    Does that seem right that the only reason the EA had a contract for that year at that school was to assist my child with her learning, personal issues, and safety (bit of a flight risk), yet because of the system and budgets, my child was the one who ended up not having the support that she deserved or was allocated? The EA did a fantastic job but was caught in the middle of what she was hired to do and what the school wanted her to do as they would try to stretch their budget. This was at the expense of my child. We changed schools after that year with a child whose self-esteem and confidence had taken a beating.

    A few years later and I find myself in another position with my child who is no longer integrated into the mainstream full time and with having known the children involved for several years, that as hormones and who knows what else kicked in, there is constant bickering and arguing in her class this year. My child does not like fighting and it brings on stress – for both of us. Before we went into that class, there were two EA’s allocated, then dropped to 1.5, now we are at 1. How are the teachers supposed to teach, and these children are teachable, when they all need some one on one time? How can the EA do the job they need to be able to do?

    I am again wondering if I should pull my child from that class, ask to move to a different class, or if I should homeschool. It took at least six months to get some confidence to return last time and I don’t want us to go through that again. Next I get to deal with high school.

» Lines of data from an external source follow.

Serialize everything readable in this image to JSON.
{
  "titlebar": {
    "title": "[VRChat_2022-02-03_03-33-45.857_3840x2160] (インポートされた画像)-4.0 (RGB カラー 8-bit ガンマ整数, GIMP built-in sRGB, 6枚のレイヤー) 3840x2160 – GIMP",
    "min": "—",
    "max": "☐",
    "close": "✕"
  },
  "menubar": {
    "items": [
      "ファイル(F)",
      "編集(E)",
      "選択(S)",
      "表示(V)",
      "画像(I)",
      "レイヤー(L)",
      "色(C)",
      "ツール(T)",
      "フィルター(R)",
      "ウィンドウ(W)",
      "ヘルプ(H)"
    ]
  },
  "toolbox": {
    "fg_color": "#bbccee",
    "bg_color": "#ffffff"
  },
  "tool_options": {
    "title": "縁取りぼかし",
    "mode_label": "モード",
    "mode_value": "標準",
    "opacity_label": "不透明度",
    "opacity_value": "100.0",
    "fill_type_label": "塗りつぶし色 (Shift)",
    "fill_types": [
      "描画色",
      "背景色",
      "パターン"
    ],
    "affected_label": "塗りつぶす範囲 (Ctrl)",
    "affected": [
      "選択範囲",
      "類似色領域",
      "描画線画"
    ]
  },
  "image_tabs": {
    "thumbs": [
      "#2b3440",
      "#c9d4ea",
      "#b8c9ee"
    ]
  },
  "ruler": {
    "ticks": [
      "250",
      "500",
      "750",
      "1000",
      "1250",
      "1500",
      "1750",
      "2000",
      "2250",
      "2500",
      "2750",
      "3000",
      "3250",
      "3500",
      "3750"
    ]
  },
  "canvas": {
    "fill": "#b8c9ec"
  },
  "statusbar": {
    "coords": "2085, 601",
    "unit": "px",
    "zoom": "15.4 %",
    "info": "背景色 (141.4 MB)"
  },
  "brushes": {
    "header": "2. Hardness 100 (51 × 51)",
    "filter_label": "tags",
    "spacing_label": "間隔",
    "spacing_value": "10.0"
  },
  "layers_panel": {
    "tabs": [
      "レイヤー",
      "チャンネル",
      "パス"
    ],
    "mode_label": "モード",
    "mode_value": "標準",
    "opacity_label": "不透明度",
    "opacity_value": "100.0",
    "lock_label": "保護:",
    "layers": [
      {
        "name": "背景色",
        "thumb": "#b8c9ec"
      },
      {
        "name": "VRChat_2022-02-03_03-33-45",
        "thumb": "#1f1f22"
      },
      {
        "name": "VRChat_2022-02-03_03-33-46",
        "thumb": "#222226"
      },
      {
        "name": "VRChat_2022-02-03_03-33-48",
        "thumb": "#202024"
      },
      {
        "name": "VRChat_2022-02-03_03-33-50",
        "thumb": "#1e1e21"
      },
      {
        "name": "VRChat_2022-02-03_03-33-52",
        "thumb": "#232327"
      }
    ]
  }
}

    The EA’s job has switched over the years from actually helping a child with a learning disability or attend to personal hygiene issues, etc to becoming referees. The more children that seem to have issues, the more it seems that EA support in schools is cut. Why are these EA’s paid so poorly when they have to contend with what they do? How many people expect to go into their job thinking they are going to help someone learn to read, and next thing they have furniture being thrown at them or trying to protect other children and staff from said furniture. This is no exaggeration.

    Parents need to take more responsibility as well. If a parent’s reaction to stress or to something the child has done, is to hit or swear at their child, well guess how they are going to react when something stresses them out or someone says something they don’t like when they are at school. Parents need to check in with their teachers, show the children that they are supportive of them.

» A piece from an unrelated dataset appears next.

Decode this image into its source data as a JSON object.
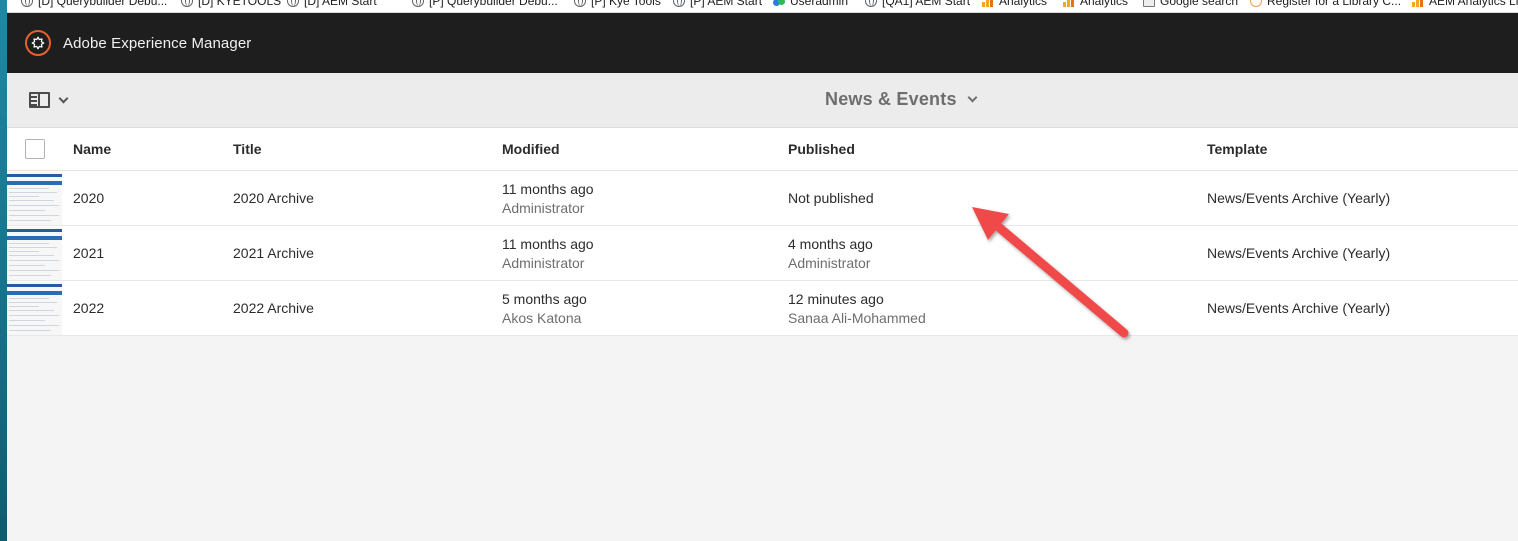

    It is easy to blame the school system, and although it is not the only problem, it is failing our children, whether they have disabilities or other issues, or are mainstream. It is failing our teachers and EA’s. If you don’t have the resources or authority to do the job you are hired to do and to be safe where you work, then there is an issues. We know everything comes down to money, but when we constantly hear the wastage of funds by Government, the bonuses that are often issued, expense claims that are outlandish, insane costs for various events, and the list continues, it makes it hard to swallow when it becomes education that keeps facing cutbacks.

    Kudos to those in the Educational Assistance profession. You are amazing.

Trackbacks & Pingbacks

  1. ‘Tis the season…. – EduMomma
  2. Educational Assistants: First Responders with Violent Students | Gary Direnfeld, MSW, RSW

Leave a Reply

Fill in your details below or click an icon to log in: Logo

You are commenting using your account. Log Out /  Change )

Twitter picture

You are commenting using your Twitter account. Log Out /  Change )

Facebook photo

You are commenting using your Facebook account. Log Out /  Change )

Connecting to %s

%d bloggers like this: